At CASA, we are always looking for ways to celebrate our amazing Advocates. In keeping with that intention, every month we will highlight the story and experience of one Advocate who is working with a child or youth. Every Advocate has a story, and we hope that by regularly featuring individual Advocates, we can honor the stories and experiences of all. We will randomly choose an Advocate who has their volunteer file up to date (monthly logs, insurance information, driver’s license) to be our Featured Advocate each month.
July's Featured Advocate is Teri Hessel.
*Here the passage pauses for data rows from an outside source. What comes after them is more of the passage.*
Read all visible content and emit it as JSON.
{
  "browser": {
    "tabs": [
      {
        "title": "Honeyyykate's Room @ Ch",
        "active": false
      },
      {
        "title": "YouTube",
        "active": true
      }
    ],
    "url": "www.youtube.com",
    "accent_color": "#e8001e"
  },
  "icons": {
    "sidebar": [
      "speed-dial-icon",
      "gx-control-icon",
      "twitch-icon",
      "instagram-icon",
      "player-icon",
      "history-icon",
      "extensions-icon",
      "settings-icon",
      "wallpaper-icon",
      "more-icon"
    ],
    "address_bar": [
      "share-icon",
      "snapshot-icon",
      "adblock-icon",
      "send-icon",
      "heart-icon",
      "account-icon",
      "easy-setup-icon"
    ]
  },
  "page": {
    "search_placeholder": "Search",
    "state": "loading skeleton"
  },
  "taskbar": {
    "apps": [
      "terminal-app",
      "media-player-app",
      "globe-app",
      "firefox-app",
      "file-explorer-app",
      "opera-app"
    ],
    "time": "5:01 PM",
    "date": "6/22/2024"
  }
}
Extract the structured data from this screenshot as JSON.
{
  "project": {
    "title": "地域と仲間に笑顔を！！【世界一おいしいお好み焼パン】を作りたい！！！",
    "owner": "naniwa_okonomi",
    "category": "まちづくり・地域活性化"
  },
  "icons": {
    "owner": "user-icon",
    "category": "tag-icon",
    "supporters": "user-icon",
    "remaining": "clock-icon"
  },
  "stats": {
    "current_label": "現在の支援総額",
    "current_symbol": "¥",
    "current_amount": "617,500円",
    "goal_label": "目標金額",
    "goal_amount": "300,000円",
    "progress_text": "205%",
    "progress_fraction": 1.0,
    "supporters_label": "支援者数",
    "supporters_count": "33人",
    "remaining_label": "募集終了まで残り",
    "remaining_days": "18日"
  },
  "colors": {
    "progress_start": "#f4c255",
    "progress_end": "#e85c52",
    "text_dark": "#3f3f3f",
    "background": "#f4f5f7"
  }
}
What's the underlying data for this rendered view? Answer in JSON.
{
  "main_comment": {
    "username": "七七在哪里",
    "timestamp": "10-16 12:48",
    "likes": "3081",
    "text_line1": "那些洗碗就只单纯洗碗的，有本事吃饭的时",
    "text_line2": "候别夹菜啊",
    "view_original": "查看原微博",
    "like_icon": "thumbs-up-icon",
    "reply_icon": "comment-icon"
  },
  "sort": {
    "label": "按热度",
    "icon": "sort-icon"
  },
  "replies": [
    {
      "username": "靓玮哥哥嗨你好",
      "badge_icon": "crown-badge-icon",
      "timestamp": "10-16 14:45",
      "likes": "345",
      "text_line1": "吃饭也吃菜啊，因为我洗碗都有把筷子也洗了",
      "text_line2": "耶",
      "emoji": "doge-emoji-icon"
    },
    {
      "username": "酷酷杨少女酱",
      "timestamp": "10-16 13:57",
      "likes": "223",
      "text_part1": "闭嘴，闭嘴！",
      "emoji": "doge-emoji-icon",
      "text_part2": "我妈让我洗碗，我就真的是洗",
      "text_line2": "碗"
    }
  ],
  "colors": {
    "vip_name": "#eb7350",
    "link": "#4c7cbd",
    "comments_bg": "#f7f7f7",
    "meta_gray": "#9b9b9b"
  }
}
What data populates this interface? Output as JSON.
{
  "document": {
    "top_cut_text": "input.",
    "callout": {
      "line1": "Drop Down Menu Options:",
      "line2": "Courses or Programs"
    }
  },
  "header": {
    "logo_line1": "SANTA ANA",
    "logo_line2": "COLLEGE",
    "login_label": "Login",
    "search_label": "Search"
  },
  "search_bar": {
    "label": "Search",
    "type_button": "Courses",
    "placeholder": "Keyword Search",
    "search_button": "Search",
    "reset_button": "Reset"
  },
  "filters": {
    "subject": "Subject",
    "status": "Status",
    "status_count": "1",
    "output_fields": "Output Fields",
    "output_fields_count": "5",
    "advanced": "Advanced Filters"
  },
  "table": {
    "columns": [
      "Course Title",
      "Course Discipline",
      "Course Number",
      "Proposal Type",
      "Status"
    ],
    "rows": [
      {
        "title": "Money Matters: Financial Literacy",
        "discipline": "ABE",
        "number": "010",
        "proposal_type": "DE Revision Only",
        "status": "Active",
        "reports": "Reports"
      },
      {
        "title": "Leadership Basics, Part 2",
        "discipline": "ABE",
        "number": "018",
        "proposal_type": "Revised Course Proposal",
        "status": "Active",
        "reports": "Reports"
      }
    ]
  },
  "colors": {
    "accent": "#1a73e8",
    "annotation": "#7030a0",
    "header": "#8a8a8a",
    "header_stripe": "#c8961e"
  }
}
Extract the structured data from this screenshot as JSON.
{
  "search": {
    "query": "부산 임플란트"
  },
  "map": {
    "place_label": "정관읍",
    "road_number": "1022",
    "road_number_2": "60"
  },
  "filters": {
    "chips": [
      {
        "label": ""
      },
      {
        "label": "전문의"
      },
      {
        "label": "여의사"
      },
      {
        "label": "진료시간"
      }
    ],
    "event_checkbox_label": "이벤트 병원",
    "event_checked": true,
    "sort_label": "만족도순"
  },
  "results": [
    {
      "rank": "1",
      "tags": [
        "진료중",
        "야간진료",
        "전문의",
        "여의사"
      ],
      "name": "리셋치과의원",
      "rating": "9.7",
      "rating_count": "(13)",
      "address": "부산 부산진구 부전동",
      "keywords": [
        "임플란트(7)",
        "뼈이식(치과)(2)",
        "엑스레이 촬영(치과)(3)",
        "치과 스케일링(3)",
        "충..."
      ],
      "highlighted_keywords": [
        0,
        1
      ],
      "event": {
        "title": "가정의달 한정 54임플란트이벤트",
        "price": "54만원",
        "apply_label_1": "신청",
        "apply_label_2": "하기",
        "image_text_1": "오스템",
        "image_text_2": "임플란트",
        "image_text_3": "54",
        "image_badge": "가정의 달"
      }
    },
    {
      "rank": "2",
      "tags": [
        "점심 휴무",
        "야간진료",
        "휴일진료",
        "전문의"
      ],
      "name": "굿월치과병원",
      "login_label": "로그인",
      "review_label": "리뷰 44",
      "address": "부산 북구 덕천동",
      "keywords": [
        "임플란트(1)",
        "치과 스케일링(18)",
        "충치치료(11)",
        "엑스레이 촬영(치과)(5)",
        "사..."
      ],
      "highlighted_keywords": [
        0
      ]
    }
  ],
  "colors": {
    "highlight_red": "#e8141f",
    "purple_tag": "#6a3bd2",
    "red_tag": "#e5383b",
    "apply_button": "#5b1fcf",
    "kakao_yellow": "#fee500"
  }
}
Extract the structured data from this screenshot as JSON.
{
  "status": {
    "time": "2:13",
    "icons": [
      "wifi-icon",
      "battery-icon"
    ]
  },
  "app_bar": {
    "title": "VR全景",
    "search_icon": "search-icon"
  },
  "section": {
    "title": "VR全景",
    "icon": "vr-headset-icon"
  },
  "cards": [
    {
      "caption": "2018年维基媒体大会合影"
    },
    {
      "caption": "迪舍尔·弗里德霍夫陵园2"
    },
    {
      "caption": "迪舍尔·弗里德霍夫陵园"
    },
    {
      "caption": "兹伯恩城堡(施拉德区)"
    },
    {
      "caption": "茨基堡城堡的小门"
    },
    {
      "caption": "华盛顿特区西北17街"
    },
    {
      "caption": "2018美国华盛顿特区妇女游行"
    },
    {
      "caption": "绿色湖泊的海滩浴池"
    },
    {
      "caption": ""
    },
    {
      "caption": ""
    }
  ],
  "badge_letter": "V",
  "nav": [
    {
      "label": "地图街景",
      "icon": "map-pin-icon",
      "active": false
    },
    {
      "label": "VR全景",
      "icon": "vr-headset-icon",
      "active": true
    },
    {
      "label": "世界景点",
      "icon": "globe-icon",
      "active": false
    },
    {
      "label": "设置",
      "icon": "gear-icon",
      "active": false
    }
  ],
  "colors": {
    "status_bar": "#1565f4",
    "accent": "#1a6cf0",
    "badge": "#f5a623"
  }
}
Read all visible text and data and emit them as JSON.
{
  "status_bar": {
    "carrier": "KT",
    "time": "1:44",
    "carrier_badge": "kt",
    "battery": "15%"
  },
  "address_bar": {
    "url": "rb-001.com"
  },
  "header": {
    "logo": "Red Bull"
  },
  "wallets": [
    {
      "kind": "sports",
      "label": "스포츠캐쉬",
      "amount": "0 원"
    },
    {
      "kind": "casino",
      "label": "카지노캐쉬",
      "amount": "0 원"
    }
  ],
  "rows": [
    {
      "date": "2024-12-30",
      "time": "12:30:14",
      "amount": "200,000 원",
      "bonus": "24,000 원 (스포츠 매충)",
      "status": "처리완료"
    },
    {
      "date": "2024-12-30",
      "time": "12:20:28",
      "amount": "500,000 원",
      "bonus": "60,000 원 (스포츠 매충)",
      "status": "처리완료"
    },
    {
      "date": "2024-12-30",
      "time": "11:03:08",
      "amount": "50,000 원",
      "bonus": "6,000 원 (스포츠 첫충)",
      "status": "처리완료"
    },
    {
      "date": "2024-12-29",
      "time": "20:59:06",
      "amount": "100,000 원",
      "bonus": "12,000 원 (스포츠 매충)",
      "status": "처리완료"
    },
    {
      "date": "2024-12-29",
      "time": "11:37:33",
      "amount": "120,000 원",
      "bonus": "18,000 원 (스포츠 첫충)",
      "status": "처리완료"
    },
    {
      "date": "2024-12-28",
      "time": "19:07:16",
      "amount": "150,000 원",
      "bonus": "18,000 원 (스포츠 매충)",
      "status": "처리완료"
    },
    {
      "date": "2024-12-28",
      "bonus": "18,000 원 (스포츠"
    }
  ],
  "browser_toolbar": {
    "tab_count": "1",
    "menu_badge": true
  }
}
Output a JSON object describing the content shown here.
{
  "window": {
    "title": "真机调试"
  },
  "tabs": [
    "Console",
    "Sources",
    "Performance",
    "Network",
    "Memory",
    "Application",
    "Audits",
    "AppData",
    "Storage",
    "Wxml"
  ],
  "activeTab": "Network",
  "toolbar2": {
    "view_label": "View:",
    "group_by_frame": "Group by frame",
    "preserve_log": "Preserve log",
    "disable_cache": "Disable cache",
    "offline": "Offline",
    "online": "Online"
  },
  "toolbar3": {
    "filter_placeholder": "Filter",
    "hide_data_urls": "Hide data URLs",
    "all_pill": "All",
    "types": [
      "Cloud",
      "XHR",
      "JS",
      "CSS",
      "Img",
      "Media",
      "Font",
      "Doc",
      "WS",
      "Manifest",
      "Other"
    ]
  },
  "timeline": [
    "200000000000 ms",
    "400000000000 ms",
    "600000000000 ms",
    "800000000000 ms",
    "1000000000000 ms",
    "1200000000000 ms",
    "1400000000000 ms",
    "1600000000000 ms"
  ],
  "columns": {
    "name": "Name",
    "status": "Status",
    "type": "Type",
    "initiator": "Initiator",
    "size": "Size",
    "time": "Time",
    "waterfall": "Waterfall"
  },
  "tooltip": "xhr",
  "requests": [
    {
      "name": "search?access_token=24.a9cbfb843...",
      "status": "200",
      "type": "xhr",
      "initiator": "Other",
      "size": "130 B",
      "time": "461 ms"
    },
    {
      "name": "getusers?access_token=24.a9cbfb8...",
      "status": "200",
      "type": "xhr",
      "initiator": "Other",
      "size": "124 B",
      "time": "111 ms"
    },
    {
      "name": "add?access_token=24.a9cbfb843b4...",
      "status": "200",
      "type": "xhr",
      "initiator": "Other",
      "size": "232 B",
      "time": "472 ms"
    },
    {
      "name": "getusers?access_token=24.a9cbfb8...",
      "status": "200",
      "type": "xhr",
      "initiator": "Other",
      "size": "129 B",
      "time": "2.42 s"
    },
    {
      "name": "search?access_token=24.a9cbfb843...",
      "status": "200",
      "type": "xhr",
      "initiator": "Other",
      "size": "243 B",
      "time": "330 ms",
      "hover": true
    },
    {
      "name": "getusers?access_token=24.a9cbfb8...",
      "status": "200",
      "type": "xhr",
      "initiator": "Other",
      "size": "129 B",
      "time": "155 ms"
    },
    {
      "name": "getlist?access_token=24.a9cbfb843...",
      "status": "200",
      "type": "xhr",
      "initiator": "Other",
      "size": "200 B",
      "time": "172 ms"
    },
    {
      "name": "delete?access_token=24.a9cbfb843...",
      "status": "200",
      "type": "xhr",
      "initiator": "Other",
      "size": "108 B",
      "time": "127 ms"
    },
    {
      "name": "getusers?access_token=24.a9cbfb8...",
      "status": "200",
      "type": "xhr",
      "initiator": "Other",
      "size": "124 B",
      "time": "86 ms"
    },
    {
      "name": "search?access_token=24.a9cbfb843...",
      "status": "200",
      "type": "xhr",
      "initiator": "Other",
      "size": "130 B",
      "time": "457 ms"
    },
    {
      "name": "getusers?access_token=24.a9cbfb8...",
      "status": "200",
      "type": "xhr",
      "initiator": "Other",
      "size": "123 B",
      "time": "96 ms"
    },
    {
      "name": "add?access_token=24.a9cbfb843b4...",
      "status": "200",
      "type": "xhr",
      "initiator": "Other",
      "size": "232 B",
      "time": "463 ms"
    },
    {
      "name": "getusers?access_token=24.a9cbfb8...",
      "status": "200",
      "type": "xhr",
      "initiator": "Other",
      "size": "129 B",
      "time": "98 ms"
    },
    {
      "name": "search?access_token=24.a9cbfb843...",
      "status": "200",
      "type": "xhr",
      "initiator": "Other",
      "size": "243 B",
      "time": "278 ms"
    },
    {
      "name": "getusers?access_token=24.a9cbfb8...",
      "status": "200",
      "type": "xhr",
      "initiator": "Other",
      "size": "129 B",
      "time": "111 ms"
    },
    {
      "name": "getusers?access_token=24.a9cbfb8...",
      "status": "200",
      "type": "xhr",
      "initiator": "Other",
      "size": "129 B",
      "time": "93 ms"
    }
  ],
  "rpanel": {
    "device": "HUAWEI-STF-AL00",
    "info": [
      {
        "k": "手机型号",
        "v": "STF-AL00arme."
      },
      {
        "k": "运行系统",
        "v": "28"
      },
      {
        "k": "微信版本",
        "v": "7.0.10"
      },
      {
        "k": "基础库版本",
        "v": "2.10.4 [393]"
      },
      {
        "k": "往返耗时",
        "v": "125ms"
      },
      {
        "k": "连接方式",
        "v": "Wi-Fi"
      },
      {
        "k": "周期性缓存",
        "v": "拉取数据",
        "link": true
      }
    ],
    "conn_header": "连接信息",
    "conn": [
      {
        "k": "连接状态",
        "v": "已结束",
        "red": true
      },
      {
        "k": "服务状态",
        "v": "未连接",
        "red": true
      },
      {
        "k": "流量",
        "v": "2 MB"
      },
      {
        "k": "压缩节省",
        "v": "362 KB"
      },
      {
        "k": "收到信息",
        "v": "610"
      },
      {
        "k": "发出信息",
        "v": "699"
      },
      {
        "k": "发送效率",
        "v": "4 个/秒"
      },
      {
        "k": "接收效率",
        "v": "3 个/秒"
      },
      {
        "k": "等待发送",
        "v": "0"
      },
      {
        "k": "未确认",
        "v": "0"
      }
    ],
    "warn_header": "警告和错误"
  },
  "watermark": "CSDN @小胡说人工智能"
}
Moving back to Santa Cruz County after raising her two children “over the hill,” brought back lots of wonderful childhood memories for Teri. “My brothers and I loved growing up in Capitola,” she said. “We were always outside – playing in the creek, or splashing around in the lagoon in Capitola.” Coming home also meant Teri could move forward on her desire to get involved in the community. “I wanted a volunteer experience that was really relationship-driven,” Teri said. “Everywhere I went, I read or saw something about CASA. It was like the universe was putting CASA right in front of me.”
Six months ago, Teri was matched with a 14-year-old girl. Teri said, “I initially thought I’d choose a younger child. But the minute I read this file, and saw this young girl’s need, I knew she was the one for me.” After six months together, Teri said she feels “fiercely protective, and fiercely invested” in her CASA girl. She is constantly amazed at her girl’s resilience, her positive outlook on her life (after all the trauma she’s experienced) and, as Teri describes it, “her bravery.”
In describing her experience as an Advocate, Teri said, “It can break your heart in a hundred different ways, and it’s completely worth it.” She said sometimes she wonders if she’s doing all she can for her girl. But for now, Teri remains “absolutely consistent, punctual and reliable. And just those things seem to mean more to my girl than anything else.”
(In Teri’s “spare time,” she is a part-time historical researcher at Stanford University, working on the Chinese Railroad Worker Project. As Teri describes it, “We want to tell the previously untold story of the Chinese people who built the Transcontinental Railroad – who they really were, how they really lived.”)